Brief: Search the entries below for the word "preview", then copy each line in which it is found.

Information provided:
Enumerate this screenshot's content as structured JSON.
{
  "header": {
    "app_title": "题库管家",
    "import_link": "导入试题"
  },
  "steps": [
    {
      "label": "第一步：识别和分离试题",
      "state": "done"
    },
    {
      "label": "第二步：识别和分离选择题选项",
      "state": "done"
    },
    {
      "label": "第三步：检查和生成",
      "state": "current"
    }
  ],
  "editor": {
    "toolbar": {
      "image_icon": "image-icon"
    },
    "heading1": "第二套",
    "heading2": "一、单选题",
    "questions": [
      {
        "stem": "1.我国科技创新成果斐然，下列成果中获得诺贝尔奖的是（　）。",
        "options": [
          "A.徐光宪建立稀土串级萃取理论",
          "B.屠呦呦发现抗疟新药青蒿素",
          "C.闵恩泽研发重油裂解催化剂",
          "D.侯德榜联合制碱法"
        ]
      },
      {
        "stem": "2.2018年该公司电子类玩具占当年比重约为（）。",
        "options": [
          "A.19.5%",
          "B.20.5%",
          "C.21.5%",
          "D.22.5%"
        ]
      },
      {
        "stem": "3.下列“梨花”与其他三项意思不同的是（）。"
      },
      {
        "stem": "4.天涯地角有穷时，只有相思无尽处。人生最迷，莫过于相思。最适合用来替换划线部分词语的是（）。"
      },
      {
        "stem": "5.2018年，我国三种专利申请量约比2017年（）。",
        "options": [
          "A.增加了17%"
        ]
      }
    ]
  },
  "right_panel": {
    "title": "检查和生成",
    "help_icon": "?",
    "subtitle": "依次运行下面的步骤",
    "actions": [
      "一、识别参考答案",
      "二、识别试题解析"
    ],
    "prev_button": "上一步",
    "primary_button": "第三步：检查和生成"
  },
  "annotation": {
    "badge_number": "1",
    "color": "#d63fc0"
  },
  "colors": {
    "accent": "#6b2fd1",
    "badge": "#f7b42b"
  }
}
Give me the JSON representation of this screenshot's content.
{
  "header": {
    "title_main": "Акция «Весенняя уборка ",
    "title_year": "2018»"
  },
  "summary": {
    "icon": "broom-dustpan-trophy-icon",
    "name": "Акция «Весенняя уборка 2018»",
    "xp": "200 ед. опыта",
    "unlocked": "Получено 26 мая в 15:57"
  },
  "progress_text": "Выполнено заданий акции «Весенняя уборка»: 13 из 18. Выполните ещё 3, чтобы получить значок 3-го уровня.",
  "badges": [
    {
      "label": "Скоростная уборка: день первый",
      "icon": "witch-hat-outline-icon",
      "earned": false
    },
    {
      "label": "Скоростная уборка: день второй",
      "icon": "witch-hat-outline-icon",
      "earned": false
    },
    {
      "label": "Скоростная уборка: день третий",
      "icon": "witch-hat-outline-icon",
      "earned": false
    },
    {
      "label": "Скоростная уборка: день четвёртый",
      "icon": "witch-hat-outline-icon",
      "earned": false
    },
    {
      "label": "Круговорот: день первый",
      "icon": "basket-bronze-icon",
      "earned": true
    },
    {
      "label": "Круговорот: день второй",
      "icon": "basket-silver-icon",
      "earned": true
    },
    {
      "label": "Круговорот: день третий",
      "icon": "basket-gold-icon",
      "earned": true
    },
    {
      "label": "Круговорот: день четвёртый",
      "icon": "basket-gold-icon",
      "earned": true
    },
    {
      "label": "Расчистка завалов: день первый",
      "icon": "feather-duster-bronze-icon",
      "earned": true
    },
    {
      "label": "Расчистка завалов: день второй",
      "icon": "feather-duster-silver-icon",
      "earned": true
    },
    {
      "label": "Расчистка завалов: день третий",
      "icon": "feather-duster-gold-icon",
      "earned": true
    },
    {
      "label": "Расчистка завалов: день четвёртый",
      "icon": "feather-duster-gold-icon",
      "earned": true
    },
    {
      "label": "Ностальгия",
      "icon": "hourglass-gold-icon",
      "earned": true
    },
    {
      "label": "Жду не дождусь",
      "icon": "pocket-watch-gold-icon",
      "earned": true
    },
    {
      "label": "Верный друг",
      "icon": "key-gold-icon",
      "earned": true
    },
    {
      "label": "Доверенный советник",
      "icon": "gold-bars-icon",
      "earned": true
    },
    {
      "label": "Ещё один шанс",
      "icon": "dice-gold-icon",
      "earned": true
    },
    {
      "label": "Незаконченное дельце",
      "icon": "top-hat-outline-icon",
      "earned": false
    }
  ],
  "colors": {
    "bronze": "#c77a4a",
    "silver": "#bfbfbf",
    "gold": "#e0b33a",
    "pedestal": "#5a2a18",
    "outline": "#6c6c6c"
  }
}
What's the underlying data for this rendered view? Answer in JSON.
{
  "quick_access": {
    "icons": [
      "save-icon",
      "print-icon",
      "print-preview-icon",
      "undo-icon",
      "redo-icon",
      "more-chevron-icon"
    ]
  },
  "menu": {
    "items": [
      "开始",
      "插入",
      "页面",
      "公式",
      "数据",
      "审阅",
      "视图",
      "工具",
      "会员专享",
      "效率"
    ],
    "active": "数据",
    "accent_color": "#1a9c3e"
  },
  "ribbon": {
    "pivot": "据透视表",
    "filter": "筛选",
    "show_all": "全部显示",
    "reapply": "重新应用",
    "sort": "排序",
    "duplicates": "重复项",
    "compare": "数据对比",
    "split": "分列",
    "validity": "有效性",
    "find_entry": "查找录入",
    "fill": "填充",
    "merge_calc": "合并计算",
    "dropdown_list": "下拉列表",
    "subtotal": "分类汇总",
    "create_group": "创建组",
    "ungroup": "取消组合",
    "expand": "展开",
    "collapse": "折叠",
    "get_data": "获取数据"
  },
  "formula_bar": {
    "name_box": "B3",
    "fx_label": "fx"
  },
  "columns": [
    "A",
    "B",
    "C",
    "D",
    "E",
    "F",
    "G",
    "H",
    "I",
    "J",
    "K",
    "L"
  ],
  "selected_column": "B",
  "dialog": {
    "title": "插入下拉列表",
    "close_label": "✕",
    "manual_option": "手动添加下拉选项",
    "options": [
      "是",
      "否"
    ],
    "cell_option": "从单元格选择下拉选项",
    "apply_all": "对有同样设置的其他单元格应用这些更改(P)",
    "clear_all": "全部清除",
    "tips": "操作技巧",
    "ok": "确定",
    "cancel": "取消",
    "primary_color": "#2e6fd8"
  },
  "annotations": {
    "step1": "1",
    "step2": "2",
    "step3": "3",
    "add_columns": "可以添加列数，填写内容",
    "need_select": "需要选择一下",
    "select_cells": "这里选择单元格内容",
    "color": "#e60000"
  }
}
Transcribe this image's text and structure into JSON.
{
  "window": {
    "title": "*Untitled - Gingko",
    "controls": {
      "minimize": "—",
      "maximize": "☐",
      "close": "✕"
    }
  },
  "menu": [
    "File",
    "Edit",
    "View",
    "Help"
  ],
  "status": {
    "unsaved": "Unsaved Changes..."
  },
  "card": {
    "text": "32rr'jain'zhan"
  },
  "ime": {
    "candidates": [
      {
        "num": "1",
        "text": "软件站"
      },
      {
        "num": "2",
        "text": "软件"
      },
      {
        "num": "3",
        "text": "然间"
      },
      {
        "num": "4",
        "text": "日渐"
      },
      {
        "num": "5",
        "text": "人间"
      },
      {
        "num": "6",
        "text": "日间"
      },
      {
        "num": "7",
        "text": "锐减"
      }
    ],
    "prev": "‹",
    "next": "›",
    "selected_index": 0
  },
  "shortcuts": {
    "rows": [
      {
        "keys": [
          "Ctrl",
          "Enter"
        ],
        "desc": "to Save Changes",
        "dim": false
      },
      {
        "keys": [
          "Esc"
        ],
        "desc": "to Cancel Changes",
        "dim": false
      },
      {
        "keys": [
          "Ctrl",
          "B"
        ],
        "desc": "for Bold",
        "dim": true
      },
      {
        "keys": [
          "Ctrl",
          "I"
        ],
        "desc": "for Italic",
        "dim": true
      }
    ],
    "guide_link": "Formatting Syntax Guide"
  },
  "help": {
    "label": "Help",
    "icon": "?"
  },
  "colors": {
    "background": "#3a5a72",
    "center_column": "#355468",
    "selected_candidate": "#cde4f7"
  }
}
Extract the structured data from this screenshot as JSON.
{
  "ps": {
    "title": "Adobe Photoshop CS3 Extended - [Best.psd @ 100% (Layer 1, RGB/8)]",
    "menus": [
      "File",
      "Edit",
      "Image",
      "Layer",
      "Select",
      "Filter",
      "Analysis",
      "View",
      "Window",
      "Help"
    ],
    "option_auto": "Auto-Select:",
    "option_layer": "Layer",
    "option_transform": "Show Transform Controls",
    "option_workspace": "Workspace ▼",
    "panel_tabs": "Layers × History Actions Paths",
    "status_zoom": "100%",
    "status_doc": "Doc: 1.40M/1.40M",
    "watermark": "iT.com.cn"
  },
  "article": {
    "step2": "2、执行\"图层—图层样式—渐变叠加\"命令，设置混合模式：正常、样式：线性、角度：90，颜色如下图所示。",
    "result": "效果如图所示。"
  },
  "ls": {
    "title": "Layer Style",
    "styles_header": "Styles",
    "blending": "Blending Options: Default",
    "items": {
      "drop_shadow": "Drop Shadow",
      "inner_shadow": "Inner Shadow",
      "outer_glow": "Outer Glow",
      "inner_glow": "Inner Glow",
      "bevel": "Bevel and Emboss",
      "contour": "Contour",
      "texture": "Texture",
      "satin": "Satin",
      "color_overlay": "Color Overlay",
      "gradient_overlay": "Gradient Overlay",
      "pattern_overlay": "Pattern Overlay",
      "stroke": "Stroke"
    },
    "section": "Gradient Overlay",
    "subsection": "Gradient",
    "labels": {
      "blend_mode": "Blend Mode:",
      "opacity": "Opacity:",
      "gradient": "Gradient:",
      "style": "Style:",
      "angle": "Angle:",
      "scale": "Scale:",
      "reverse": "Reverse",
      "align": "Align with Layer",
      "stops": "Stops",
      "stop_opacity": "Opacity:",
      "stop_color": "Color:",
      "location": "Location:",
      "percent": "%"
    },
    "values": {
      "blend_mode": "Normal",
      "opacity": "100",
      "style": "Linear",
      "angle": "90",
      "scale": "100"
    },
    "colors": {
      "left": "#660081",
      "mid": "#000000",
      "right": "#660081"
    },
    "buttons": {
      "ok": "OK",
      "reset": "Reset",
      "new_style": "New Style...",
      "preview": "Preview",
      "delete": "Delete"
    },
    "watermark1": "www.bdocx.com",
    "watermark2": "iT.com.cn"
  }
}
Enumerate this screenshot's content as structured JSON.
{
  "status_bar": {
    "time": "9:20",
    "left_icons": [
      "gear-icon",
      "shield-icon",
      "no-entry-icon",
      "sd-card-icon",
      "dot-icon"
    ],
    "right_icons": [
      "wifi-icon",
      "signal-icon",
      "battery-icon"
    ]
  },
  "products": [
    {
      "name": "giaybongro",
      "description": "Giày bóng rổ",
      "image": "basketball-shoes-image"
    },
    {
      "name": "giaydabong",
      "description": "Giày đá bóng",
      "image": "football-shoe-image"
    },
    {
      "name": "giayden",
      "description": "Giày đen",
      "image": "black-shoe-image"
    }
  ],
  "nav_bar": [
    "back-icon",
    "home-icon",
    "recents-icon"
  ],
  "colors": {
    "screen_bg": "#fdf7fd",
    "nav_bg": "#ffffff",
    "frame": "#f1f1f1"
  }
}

Exercise result:
      "print-preview-icon",
      "preview": "Preview",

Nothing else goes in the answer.